the problem. As we mentioned in the Executive Summary, its members include the Financial Conduct

Authority (FCA), the Money & Pensions Service (MaPS), the Insolvency Service, the National Economic Crime

Centre (NECC), the National Fraud Investigations Bureau (NFIB), the Serious Fraud Office (SFO), HM

Treasury, the Department for Work & Pensions (DWP), the Information Commissioners Office (ICO), the

Pensions Ombudsman, the Pension Protection Fund (PPF) and PSIG.


2.9.2 We would like to express our sincere appreciation of the work done by both the Pensions Regulator and

the FCA in response to Covid-19. The actions taken were both appropriate and implemented very quickly

indeed. Phoenix commends both agencies for their excellent work.


2.9.3 We are also encouraged to learn of the Regulator’s planned “pledge to combat scams”. In our view, it is a

laudable initiative and the planned accreditation of compliance with the key principles of the PSIG Code of

Good Practice will further promote good practice within the industry.


2.9.4 As we have outlined in our responses to the earlier questions, we need to go much further. Progress in

terms of better sharing of intelligence and resolving the reporting challenges has been too slow. PSIG is not

part of the Intelligence & Operations Group and this is unhelpful to industry. HMRC are not represented on the

Bloom Strategy Group but they do participate in the Communications Group (led by FCA) which seems like an

important gap given HMRC’s role in both registering pension schemes, their ongoing monitoring and their

provision of “Response 1 and 2’s” in respect of industry enquiries as to the validity of the receiving scheme.


2.9.5 As we have outlined in our response to Question 5, Phoenix Group believes that we have to ensure that
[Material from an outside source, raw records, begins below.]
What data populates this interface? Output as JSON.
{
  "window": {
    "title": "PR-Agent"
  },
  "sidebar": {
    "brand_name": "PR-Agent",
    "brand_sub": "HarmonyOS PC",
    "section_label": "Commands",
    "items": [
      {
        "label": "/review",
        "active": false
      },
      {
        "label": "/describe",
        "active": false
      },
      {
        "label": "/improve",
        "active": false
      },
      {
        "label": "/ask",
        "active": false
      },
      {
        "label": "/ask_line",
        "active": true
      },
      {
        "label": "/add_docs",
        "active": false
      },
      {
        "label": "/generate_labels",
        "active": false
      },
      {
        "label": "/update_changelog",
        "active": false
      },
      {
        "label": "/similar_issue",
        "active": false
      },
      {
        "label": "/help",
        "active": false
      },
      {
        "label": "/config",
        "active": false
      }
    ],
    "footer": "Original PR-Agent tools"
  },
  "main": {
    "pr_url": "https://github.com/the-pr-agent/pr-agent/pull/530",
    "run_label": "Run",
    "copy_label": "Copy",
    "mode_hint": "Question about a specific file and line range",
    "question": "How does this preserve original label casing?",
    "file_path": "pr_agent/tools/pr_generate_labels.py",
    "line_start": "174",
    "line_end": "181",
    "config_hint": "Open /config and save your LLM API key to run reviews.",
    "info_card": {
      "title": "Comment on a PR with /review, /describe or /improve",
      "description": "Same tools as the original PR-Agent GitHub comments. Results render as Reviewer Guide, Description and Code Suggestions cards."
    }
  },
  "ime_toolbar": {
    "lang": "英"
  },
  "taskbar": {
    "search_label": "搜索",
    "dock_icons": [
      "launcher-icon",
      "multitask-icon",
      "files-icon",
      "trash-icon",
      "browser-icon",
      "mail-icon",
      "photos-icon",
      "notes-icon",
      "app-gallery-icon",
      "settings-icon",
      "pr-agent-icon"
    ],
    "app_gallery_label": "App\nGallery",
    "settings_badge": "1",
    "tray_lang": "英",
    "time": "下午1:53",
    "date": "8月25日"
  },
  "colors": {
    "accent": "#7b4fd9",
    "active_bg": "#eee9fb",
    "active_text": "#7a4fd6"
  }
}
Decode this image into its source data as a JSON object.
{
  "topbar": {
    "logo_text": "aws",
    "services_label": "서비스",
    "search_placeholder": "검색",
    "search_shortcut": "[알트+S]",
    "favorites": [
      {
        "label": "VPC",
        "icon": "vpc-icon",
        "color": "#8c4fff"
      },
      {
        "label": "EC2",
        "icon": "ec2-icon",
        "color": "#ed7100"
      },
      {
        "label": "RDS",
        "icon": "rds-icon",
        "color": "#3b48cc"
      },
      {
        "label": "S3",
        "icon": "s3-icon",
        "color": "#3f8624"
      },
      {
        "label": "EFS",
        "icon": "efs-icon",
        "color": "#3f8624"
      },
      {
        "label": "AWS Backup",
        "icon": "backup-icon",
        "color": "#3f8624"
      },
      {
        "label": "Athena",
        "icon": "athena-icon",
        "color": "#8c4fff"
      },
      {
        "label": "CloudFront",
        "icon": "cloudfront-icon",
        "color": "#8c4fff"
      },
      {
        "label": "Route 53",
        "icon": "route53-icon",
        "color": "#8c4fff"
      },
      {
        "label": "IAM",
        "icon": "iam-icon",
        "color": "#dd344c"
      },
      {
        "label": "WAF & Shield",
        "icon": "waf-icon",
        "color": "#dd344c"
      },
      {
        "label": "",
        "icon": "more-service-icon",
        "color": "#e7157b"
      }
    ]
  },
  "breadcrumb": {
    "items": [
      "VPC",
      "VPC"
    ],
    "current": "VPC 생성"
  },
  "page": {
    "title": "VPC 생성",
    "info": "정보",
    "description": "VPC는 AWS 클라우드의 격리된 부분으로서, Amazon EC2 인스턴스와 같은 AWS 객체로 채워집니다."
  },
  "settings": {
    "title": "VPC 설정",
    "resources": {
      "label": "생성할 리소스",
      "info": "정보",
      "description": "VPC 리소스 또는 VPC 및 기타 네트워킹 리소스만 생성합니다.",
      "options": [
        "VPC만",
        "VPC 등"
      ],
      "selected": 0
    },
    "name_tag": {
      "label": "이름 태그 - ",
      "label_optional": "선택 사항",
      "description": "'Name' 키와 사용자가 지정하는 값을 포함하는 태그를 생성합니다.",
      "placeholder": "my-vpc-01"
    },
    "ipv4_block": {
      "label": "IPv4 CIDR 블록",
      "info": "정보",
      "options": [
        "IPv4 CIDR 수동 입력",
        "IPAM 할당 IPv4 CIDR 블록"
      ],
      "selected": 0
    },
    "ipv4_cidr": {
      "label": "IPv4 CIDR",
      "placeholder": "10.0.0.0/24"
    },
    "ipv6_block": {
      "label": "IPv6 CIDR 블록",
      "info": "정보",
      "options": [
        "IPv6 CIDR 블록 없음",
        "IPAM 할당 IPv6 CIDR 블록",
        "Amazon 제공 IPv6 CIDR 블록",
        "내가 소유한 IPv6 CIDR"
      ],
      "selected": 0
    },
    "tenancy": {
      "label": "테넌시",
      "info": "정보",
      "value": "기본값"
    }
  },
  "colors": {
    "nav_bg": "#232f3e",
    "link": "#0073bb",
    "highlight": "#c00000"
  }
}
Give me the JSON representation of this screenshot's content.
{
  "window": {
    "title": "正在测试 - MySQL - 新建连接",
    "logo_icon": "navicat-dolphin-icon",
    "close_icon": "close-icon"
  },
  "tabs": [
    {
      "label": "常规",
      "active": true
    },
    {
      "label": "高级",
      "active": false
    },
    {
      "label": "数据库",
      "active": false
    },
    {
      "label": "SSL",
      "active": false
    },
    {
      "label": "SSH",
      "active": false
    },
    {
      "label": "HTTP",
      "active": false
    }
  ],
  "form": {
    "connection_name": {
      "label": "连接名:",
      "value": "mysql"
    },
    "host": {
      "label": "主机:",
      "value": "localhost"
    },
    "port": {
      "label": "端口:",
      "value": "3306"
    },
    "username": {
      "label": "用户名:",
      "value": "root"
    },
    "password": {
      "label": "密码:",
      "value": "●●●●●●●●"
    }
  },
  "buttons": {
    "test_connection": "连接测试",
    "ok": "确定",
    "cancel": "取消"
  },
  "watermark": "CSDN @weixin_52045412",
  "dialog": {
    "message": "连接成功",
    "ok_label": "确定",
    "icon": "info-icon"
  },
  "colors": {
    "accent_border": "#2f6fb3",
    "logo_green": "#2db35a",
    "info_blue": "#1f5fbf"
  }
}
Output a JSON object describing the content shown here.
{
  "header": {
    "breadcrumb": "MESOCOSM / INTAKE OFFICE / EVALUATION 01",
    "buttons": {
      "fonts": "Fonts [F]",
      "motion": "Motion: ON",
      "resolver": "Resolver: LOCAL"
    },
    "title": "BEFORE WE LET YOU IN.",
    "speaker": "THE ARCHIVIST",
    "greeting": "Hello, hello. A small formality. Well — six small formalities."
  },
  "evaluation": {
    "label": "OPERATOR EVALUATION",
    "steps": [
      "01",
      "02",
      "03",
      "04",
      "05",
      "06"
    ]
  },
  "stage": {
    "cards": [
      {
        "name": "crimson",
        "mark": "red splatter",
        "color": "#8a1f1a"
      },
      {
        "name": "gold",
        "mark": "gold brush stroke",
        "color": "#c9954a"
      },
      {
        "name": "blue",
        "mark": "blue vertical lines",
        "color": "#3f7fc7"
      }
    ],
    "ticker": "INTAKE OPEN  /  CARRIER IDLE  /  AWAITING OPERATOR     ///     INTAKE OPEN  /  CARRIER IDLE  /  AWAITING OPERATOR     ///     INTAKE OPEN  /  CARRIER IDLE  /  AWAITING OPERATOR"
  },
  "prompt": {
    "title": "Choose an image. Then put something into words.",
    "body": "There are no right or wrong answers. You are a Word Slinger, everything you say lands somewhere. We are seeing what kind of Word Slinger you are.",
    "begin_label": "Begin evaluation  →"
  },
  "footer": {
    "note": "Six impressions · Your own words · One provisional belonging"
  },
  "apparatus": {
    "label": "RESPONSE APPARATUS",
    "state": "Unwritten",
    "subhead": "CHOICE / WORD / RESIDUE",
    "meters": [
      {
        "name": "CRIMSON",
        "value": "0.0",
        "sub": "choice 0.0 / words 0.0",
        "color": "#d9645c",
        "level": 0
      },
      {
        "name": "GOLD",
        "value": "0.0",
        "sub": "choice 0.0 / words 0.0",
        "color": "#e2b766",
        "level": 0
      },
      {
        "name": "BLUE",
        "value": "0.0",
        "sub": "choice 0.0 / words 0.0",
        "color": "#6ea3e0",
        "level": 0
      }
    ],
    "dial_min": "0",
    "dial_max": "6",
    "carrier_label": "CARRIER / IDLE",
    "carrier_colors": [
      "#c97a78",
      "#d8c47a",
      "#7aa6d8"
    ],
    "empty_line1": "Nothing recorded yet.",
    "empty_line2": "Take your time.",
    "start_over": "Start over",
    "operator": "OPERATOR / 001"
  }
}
Bloom is properly funded and resourced. Without both elements, the key concern from an industry perspective

is that the delivery of its Strategic Action Plan is inherently compromised. We must ensure that Bloom can

make a tangible difference. It is time for concrete action and for the various agencies to come together and

join forces with industry to defeat the scammers. Bloom’s Strategic Action Plan has to form a key component

of the government’s Economic Crime (Prevention) Plan.


2.9.6 We would restate our disappointment that PSIG’s proposal in terms of both Bloom and PSIG funding

was not considered worthy of support. We would also note our disappointment that its additional proposal to

the FCA (made in response to the FCA GC19/3 Guidance For Firms On The Fair Treatment Of Vulnerable

Customers) that Principle 7 of the FCA’s Principles For Business should be refined to include a protection from

harm commitment was also not progressed.


2.9.7 In terms of the coordination of activity, perhaps a significant issue is that the focus of the Pensions

Regulator is on workplace pension arrangements and occupational schemes and it is the FCA who oversees

personal pension arrangements in contract based arrangements. There is no single regulatory authority and

the PSIG Code encompasses the domains of both the Pensions Regulator and the FCA.

Note 1 - From a speech entitled “The fight against skimmers and scammers” delivered on 4th September 2019 at the Cambridge

International Symposium on Economic Crime.

Note 2 - From FCA GC19/3 Guidance for Firms on the Fair Treatment of Vulnerable Customers.

Note 3 - From FCA Press Release on 8th November 2019, “22 years of pension savings gone in 24 hours”



September 2020